▶ [What is needed]
Look through the records and copy every line in which "cuma" appears.

[Exercise inputs — start]

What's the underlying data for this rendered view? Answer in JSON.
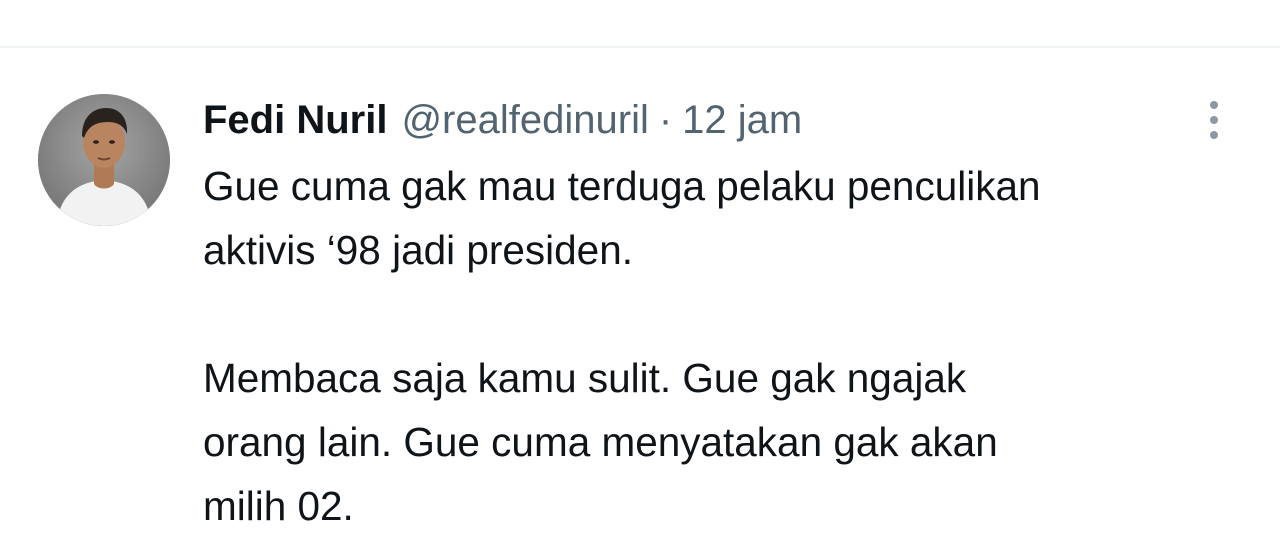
{
  "tweet": {
    "author_name": "Fedi Nuril",
    "author_handle": "@realfedinuril",
    "separator": "·",
    "timestamp": "12 jam",
    "avatar_icon": "profile-photo",
    "more_icon": "more-vertical-icon",
    "paragraphs": [
      {
        "lines": [
          "Gue cuma gak mau terduga pelaku penculikan",
          "aktivis ‘98 jadi presiden."
        ]
      },
      {
        "lines": [
          "Membaca saja kamu sulit. Gue gak ngajak",
          "orang lain. Gue cuma menyatakan gak akan",
          "milih 02."
        ]
      }
    ]
  },
  "colors": {
    "text_primary": "#0f1419",
    "text_secondary": "#536471",
    "divider": "#eff3f4",
    "icon_muted": "#8b98a5"
  }
}
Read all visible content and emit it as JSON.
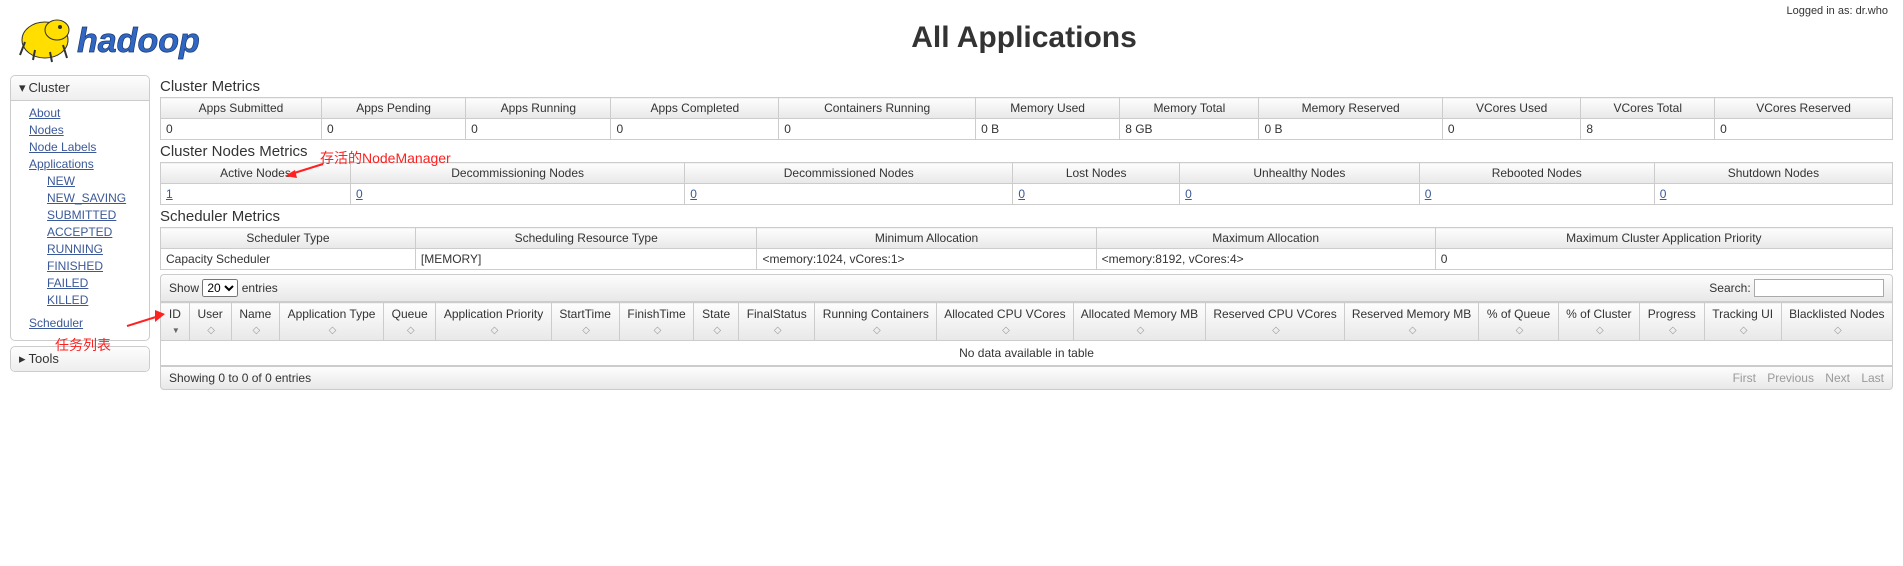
{
  "login_text": "Logged in as: dr.who",
  "page_title": "All Applications",
  "sidebar": {
    "cluster_label": "Cluster",
    "tools_label": "Tools",
    "links": {
      "about": "About",
      "nodes": "Nodes",
      "node_labels": "Node Labels",
      "applications": "Applications",
      "new": "NEW",
      "new_saving": "NEW_SAVING",
      "submitted": "SUBMITTED",
      "accepted": "ACCEPTED",
      "running": "RUNNING",
      "finished": "FINISHED",
      "failed": "FAILED",
      "killed": "KILLED",
      "scheduler": "Scheduler"
    }
  },
  "cluster_metrics": {
    "title": "Cluster Metrics",
    "headers": [
      "Apps Submitted",
      "Apps Pending",
      "Apps Running",
      "Apps Completed",
      "Containers Running",
      "Memory Used",
      "Memory Total",
      "Memory Reserved",
      "VCores Used",
      "VCores Total",
      "VCores Reserved"
    ],
    "values": [
      "0",
      "0",
      "0",
      "0",
      "0",
      "0 B",
      "8 GB",
      "0 B",
      "0",
      "8",
      "0"
    ]
  },
  "nodes_metrics": {
    "title": "Cluster Nodes Metrics",
    "headers": [
      "Active Nodes",
      "Decommissioning Nodes",
      "Decommissioned Nodes",
      "Lost Nodes",
      "Unhealthy Nodes",
      "Rebooted Nodes",
      "Shutdown Nodes"
    ],
    "values": [
      "1",
      "0",
      "0",
      "0",
      "0",
      "0",
      "0"
    ]
  },
  "scheduler_metrics": {
    "title": "Scheduler Metrics",
    "headers": [
      "Scheduler Type",
      "Scheduling Resource Type",
      "Minimum Allocation",
      "Maximum Allocation",
      "Maximum Cluster Application Priority"
    ],
    "values": [
      "Capacity Scheduler",
      "[MEMORY]",
      "<memory:1024, vCores:1>",
      "<memory:8192, vCores:4>",
      "0"
    ]
  },
  "datatable": {
    "show_label_pre": "Show",
    "show_label_post": "entries",
    "show_value": "20",
    "search_label": "Search:",
    "columns": [
      "ID",
      "User",
      "Name",
      "Application Type",
      "Queue",
      "Application Priority",
      "StartTime",
      "FinishTime",
      "State",
      "FinalStatus",
      "Running Containers",
      "Allocated CPU VCores",
      "Allocated Memory MB",
      "Reserved CPU VCores",
      "Reserved Memory MB",
      "% of Queue",
      "% of Cluster",
      "Progress",
      "Tracking UI",
      "Blacklisted Nodes"
    ],
    "no_data": "No data available in table",
    "info": "Showing 0 to 0 of 0 entries",
    "pager": {
      "first": "First",
      "prev": "Previous",
      "next": "Next",
      "last": "Last"
    }
  },
  "annotations": {
    "active_nodes": "存活的NodeManager",
    "task_list": "任务列表"
  }
}
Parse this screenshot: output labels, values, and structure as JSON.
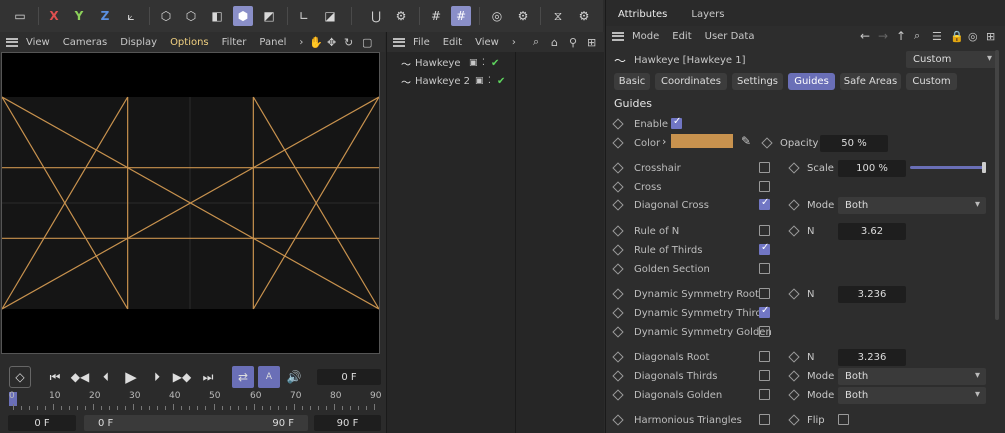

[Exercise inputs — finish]

▶ [Exercise result]
          "Gue cuma gak mau terduga pelaku penculikan",
          "orang lain. Gue cuma menyatakan gak akan",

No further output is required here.